Around Windermere are many attractions including the home of Beatrix Potter, 'Hill Top'  In Bowness you can visit the 'World of Peter Rabbit' Exhibition.

Ambleside ....
is a bustling community with a fine mixture of shopping ventures from Walking & Outdoor, Arts & Crafts to Local produce and has a selection of Restaurants and Cafes.

Being on the northern end of the Lake, it has easy access, via the A593 to Coniston Water and beyond that to the high peak mountains and the Western Lakes.
You can try driving over the Hardknott Pass to Eskdale and catch the Steam Train to Ravensglass on the Coast. The pass has the steepest gradient in England, so make sure your brakes are in good order going down !
On top of the Pass you can rest a wee while and see the Roman Fort ruins - and probably think how on earth they got on right up there!

From Ambleside, it's a fairly short and very scenic drive to Keswick on Derwent Water.

No matter where you go around Lake Windermere, you will find a reason to get your Camera out. The scenery and clean air is breathtaking and it's hard to imagine you are only an hours drive away to places like Blackpool.

There are so many activities available to you from Water Sports to walking to climbing or just cruising around the Lake.

With all this, the summer season can be a bit busy, so why not try a Winter Break - a warm Guest House Room or Log Cabin with fire and a view of snow capped peaks. It couldn't be better.

A view looking north west to The Langdale
Peaks - gateway to the Scaffels

Visit the Lake District between October
and April to avoid the summer rush !

Beautiful scenic walks


Some Local advice....

The Cumbrian Tourist Board
Covers the Lake District and Coast etc.

Hill Top
National Trust page on Beatrix Potters home

Windermere Lake Cruises
Information & schedules on boat trips etc

Lake District National Park Authority
Details of nature and conservation issues etc

Camping Holidays

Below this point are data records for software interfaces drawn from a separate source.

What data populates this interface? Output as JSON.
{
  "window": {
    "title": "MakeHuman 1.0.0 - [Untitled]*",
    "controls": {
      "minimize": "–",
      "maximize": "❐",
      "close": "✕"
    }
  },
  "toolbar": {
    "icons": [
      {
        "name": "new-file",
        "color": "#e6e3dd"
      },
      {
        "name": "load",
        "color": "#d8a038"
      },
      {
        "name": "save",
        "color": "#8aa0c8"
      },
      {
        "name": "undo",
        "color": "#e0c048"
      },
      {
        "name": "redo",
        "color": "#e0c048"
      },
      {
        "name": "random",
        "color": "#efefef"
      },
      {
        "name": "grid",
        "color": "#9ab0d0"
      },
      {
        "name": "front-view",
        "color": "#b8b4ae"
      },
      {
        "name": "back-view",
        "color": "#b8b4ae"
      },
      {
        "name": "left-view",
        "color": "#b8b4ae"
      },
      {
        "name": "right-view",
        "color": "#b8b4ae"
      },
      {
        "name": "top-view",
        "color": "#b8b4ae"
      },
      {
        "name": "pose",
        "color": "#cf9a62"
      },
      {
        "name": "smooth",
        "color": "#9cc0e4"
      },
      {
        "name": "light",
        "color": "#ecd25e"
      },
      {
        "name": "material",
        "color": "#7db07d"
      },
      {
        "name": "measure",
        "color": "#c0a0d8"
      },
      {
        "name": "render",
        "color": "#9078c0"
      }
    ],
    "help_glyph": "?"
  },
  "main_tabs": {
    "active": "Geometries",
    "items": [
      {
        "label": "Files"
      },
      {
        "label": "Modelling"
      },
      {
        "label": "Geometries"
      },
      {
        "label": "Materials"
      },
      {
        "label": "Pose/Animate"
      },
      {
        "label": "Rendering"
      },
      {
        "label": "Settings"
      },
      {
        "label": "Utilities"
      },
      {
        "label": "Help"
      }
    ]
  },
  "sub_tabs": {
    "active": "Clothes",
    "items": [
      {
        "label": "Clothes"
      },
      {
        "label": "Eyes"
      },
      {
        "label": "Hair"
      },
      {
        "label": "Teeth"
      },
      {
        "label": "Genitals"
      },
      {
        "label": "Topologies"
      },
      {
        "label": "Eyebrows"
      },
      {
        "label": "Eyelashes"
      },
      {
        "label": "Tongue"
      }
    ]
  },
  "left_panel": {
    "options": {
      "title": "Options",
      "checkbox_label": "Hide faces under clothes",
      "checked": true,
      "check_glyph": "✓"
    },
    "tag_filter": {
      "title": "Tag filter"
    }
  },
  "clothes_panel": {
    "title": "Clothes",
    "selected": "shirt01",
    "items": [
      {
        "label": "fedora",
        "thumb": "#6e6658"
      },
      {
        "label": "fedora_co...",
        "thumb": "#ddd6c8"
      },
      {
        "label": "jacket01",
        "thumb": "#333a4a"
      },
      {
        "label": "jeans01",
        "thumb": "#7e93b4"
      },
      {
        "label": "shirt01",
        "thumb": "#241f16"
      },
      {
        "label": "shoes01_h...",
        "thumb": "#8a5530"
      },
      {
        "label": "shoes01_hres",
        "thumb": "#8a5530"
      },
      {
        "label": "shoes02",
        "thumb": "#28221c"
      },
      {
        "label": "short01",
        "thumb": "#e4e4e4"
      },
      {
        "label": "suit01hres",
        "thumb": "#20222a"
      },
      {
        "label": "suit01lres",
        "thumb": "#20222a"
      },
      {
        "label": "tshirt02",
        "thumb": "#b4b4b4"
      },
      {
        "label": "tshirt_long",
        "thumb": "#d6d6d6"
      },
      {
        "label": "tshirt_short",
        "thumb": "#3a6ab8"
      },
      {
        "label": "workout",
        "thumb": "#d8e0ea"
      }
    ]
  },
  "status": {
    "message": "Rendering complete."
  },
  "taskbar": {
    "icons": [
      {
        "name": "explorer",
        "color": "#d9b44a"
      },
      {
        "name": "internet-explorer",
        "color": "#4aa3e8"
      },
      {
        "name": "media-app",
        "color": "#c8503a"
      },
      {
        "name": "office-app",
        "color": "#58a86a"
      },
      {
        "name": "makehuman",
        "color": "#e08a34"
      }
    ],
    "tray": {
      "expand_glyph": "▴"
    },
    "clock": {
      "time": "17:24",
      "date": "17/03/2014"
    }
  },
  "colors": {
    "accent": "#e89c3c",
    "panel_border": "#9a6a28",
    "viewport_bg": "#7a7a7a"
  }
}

I got into an argument with a girlfriend inside of a tent. That's a bad place for an argument, because then I tried to walk out and slammed the flap. How are you supposed to express your anger in this situation? Zipper it up really quick? ~Mitch Hedberg